We have ordered 3 tonnes of self-binding gravel and will go along the path, clearing away dirty path and filling/brushing in with new material and consolidating it.There is one particular area between the two fields that we shall also run a drain to help reduce flooding on the path from the soft surface.I would expect the above to take place over the next two weeks however more likely it will be next week.
Following the storms last year, three trees have fallen and blocked the path. Many residents very much enjoy walking along this path but are hampered by the trees. We have asked David Walton, Leisure Manager at London Borough of Lewisham, to arrange for them to be cleared. See the following (multiple pictures are shown but there are in fact only three fallen trees across the path):
The first two pictures in particular show that one tree is causing a substantial obstruction to the flow of the river itself, and as such we have also sent information about this obstruction to the Environment Agency.
Following the river Ravensbourne overtopping its banks in the storm before Christmas, readers might find the following web site interesting:
It gives details of the height of water in rivers in our area.
And here is a website containing general information about the Ravensbourne:
- London's Lesser Known Rivers - The Ravensbourne
though note that the history or tradition of the origin of the Ravensbourne given there appears to be entirely fanciful. In reality, the earliest documented name is Randesbourne 1360, then Rendesburne 1372, Randysborne 1516 and Ravensburn 1575. The later spelling is thus due to folk etymology, and the likely meaning is 'boundary stream', from Old English rand and burna. In its ten-mile course, the Ravensbourne forms the boundary between several sets of parishes.

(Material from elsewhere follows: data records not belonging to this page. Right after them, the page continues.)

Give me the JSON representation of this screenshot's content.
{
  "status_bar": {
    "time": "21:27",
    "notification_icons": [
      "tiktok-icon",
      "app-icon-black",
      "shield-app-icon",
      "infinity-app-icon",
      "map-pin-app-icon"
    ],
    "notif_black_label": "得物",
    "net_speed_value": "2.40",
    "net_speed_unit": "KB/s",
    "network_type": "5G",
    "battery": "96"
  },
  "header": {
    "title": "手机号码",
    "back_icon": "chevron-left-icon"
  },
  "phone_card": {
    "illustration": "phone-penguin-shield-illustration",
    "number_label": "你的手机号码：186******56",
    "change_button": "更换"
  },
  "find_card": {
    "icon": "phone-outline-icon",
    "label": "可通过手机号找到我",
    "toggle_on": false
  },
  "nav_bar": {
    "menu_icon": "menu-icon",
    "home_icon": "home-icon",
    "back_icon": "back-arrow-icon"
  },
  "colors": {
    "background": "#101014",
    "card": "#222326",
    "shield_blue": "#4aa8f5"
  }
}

Some storm damage pictures: a tree down across the footpath next to Warren Avenue Playing Fields and two new water features on the golf course after the river overtopped its banks.